# Supplied data
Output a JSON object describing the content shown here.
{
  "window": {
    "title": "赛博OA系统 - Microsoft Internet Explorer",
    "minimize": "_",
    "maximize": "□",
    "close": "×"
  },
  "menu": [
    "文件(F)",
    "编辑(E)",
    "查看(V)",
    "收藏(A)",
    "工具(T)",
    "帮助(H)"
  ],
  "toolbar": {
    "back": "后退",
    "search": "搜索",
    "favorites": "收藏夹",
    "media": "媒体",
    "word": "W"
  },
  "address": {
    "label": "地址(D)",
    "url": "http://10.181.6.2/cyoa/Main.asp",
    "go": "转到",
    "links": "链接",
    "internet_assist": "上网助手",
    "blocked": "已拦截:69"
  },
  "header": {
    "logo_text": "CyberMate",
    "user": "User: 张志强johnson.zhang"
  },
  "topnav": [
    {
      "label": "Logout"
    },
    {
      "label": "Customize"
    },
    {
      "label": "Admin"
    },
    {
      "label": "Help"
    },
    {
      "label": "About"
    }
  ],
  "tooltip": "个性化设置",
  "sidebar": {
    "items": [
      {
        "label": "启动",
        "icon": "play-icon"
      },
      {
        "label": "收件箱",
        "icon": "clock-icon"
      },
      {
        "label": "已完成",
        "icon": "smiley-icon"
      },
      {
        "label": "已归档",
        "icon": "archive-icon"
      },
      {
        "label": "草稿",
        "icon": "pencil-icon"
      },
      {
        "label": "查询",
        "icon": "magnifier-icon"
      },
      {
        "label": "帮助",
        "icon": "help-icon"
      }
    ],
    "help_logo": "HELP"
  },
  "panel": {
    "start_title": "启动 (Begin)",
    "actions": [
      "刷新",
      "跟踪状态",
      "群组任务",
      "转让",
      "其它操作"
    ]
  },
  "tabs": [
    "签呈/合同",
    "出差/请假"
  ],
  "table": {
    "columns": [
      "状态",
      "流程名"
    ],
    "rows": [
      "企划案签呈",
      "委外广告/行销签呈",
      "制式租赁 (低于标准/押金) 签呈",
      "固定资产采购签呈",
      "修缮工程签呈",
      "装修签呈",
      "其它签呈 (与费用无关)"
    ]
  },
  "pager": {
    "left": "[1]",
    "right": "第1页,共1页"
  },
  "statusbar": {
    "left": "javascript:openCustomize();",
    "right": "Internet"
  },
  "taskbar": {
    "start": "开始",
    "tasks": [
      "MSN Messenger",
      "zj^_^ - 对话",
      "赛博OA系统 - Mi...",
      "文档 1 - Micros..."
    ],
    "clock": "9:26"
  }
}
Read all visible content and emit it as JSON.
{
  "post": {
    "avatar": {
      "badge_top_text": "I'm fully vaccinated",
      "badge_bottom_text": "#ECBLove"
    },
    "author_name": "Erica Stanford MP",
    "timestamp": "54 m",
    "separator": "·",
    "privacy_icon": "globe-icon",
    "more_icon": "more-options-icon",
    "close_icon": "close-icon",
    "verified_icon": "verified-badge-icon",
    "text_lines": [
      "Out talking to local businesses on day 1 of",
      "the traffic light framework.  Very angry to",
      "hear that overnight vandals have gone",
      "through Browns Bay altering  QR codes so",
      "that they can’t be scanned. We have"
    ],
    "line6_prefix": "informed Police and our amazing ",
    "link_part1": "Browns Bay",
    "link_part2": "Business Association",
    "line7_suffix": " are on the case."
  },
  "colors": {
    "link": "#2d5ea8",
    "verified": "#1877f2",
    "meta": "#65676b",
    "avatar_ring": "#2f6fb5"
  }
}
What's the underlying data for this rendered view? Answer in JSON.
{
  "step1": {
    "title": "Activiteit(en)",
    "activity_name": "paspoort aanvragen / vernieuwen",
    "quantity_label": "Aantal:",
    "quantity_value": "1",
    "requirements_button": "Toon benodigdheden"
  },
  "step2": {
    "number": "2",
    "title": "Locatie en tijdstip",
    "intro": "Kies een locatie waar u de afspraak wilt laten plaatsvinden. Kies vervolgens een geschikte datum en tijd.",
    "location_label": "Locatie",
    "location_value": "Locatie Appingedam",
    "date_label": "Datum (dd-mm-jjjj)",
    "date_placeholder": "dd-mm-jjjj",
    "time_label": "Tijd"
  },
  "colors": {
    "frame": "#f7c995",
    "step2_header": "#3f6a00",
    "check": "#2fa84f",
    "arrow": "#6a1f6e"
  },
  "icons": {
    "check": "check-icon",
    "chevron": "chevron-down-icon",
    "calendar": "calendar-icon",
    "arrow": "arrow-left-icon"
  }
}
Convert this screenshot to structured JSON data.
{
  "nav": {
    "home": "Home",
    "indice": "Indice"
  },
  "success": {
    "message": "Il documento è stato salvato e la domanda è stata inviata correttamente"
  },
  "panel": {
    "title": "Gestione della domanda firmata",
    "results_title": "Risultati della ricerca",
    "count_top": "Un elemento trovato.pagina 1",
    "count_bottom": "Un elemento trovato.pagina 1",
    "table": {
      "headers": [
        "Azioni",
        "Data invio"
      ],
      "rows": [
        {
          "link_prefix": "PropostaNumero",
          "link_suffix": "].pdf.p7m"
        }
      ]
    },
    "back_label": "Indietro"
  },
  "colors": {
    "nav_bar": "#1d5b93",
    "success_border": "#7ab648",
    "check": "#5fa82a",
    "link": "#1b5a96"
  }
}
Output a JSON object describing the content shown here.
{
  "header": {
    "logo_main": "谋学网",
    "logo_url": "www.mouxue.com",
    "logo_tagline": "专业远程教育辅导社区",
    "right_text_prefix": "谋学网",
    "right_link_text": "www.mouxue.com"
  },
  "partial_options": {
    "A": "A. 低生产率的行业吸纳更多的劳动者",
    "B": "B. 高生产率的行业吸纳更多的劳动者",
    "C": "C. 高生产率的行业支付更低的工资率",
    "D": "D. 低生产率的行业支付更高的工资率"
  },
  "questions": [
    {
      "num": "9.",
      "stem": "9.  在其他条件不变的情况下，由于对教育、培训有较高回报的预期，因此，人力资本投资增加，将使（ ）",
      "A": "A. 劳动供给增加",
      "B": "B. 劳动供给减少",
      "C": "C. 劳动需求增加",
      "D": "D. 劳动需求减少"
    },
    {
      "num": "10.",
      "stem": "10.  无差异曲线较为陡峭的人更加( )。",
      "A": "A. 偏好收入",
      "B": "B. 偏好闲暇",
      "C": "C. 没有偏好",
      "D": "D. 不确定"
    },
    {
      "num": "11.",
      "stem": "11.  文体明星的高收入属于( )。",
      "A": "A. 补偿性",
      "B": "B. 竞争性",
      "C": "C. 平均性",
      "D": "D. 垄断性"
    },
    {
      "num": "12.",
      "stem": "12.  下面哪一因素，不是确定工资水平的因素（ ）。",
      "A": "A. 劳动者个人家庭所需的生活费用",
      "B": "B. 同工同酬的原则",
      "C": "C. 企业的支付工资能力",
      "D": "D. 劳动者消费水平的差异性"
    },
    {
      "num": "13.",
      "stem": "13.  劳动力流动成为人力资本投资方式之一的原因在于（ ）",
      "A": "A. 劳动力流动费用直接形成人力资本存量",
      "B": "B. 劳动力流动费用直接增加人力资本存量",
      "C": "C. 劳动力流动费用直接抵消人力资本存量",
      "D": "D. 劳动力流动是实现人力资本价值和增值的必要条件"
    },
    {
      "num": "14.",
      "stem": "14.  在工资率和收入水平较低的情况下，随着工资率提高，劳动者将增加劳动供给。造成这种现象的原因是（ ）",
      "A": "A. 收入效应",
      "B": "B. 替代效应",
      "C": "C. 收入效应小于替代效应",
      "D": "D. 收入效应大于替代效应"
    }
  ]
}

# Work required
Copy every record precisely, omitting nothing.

# Expected output
Output a JSON object describing the content shown here.
{
  "window": {
    "title": "赛博OA系统 - Microsoft Internet Explorer",
    "minimize": "_",
    "maximize": "□",
    "close": "×"
  },
  "menu": [
    "文件(F)",
    "编辑(E)",
    "查看(V)",
    "收藏(A)",
    "工具(T)",
    "帮助(H)"
  ],
  "toolbar": {
    "back": "后退",
    "search": "搜索",
    "favorites": "收藏夹",
    "media": "媒体",
    "word": "W"
  },
  "address": {
    "label": "地址(D)",
    "url": "http://10.181.6.2/cyoa/Main.asp",
    "go": "转到",
    "links": "链接",
    "internet_assist": "上网助手",
    "blocked": "已拦截:69"
  },
  "header": {
    "logo_text": "CyberMate",
    "user": "User: 张志强johnson.zhang"
  },
  "topnav": [
    {
      "label": "Logout"
    },
    {
      "label": "Customize"
    },
    {
      "label": "Admin"
    },
    {
      "label": "Help"
    },
    {
      "label": "About"
    }
  ],
  "tooltip": "个性化设置",
  "sidebar": {
    "items": [
      {
        "label": "启动",
        "icon": "play-icon"
      },
      {
        "label": "收件箱",
        "icon": "clock-icon"
      },
      {
        "label": "已完成",
        "icon": "smiley-icon"
      },
      {
        "label": "已归档",
        "icon": "archive-icon"
      },
      {
        "label": "草稿",
        "icon": "pencil-icon"
      },
      {
        "label": "查询",
        "icon": "magnifier-icon"
      },
      {
        "label": "帮助",
        "icon": "help-icon"
      }
    ],
    "help_logo": "HELP"
  },
  "panel": {
    "start_title": "启动 (Begin)",
    "actions": [
      "刷新",
      "跟踪状态",
      "群组任务",
      "转让",
      "其它操作"
    ]
  },
  "tabs": [
    "签呈/合同",
    "出差/请假"
  ],
  "table": {
    "columns": [
      "状态",
      "流程名"
    ],
    "rows": [
      "企划案签呈",
      "委外广告/行销签呈",
      "制式租赁 (低于标准/押金) 签呈",
      "固定资产采购签呈",
      "修缮工程签呈",
      "装修签呈",
      "其它签呈 (与费用无关)"
    ]
  },
  "pager": {
    "left": "[1]",
    "right": "第1页,共1页"
  },
  "statusbar": {
    "left": "javascript:openCustomize();",
    "right": "Internet"
  },
  "taskbar": {
    "start": "开始",
    "tasks": [
      "MSN Messenger",
      "zj^_^ - 对话",
      "赛博OA系统 - Mi...",
      "文档 1 - Micros..."
    ],
    "clock": "9:26"
  }
}
Read all visible content and emit it as JSON.
{
  "post": {
    "avatar": {
      "badge_top_text": "I'm fully vaccinated",
      "badge_bottom_text": "#ECBLove"
    },
    "author_name": "Erica Stanford MP",
    "timestamp": "54 m",
    "separator": "·",
    "privacy_icon": "globe-icon",
    "more_icon": "more-options-icon",
    "close_icon": "close-icon",
    "verified_icon": "verified-badge-icon",
    "text_lines": [
      "Out talking to local businesses on day 1 of",
      "the traffic light framework.  Very angry to",
      "hear that overnight vandals have gone",
      "through Browns Bay altering  QR codes so",
      "that they can’t be scanned. We have"
    ],
    "line6_prefix": "informed Police and our amazing ",
    "link_part1": "Browns Bay",
    "link_part2": "Business Association",
    "line7_suffix": " are on the case."
  },
  "colors": {
    "link": "#2d5ea8",
    "verified": "#1877f2",
    "meta": "#65676b",
    "avatar_ring": "#2f6fb5"
  }
}
What's the underlying data for this rendered view? Answer in JSON.
{
  "step1": {
    "title": "Activiteit(en)",
    "activity_name": "paspoort aanvragen / vernieuwen",
    "quantity_label": "Aantal:",
    "quantity_value": "1",
    "requirements_button": "Toon benodigdheden"
  },
  "step2": {
    "number": "2",
    "title": "Locatie en tijdstip",
    "intro": "Kies een locatie waar u de afspraak wilt laten plaatsvinden. Kies vervolgens een geschikte datum en tijd.",
    "location_label": "Locatie",
    "location_value": "Locatie Appingedam",
    "date_label": "Datum (dd-mm-jjjj)",
    "date_placeholder": "dd-mm-jjjj",
    "time_label": "Tijd"
  },
  "colors": {
    "frame": "#f7c995",
    "step2_header": "#3f6a00",
    "check": "#2fa84f",
    "arrow": "#6a1f6e"
  },
  "icons": {
    "check": "check-icon",
    "chevron": "chevron-down-icon",
    "calendar": "calendar-icon",
    "arrow": "arrow-left-icon"
  }
}
Convert this screenshot to structured JSON data.
{
  "nav": {
    "home": "Home",
    "indice": "Indice"
  },
  "success": {
    "message": "Il documento è stato salvato e la domanda è stata inviata correttamente"
  },
  "panel": {
    "title": "Gestione della domanda firmata",
    "results_title": "Risultati della ricerca",
    "count_top": "Un elemento trovato.pagina 1",
    "count_bottom": "Un elemento trovato.pagina 1",
    "table": {
      "headers": [
        "Azioni",
        "Data invio"
      ],
      "rows": [
        {
          "link_prefix": "PropostaNumero",
          "link_suffix": "].pdf.p7m"
        }
      ]
    },
    "back_label": "Indietro"
  },
  "colors": {
    "nav_bar": "#1d5b93",
    "success_border": "#7ab648",
    "check": "#5fa82a",
    "link": "#1b5a96"
  }
}
Output a JSON object describing the content shown here.
{
  "header": {
    "logo_main": "谋学网",
    "logo_url": "www.mouxue.com",
    "logo_tagline": "专业远程教育辅导社区",
    "right_text_prefix": "谋学网",
    "right_link_text": "www.mouxue.com"
  },
  "partial_options": {
    "A": "A. 低生产率的行业吸纳更多的劳动者",
    "B": "B. 高生产率的行业吸纳更多的劳动者",
    "C": "C. 高生产率的行业支付更低的工资率",
    "D": "D. 低生产率的行业支付更高的工资率"
  },
  "questions": [
    {
      "num": "9.",
      "stem": "9.  在其他条件不变的情况下，由于对教育、培训有较高回报的预期，因此，人力资本投资增加，将使（ ）",
      "A": "A. 劳动供给增加",
      "B": "B. 劳动供给减少",
      "C": "C. 劳动需求增加",
      "D": "D. 劳动需求减少"
    },
    {
      "num": "10.",
      "stem": "10.  无差异曲线较为陡峭的人更加( )。",
      "A": "A. 偏好收入",
      "B": "B. 偏好闲暇",
      "C": "C. 没有偏好",
      "D": "D. 不确定"
    },
    {
      "num": "11.",
      "stem": "11.  文体明星的高收入属于( )。",
      "A": "A. 补偿性",
      "B": "B. 竞争性",
      "C": "C. 平均性",
      "D": "D. 垄断性"
    },
    {
      "num": "12.",
      "stem": "12.  下面哪一因素，不是确定工资水平的因素（ ）。",
      "A": "A. 劳动者个人家庭所需的生活费用",
      "B": "B. 同工同酬的原则",
      "C": "C. 企业的支付工资能力",
      "D": "D. 劳动者消费水平的差异性"
    },
    {
      "num": "13.",
      "stem": "13.  劳动力流动成为人力资本投资方式之一的原因在于（ ）",
      "A": "A. 劳动力流动费用直接形成人力资本存量",
      "B": "B. 劳动力流动费用直接增加人力资本存量",
      "C": "C. 劳动力流动费用直接抵消人力资本存量",
      "D": "D. 劳动力流动是实现人力资本价值和增值的必要条件"
    },
    {
      "num": "14.",
      "stem": "14.  在工资率和收入水平较低的情况下，随着工资率提高，劳动者将增加劳动供给。造成这种现象的原因是（ ）",
      "A": "A. 收入效应",
      "B": "B. 替代效应",
      "C": "C. 收入效应小于替代效应",
      "D": "D. 收入效应大于替代效应"
    }
  ]
}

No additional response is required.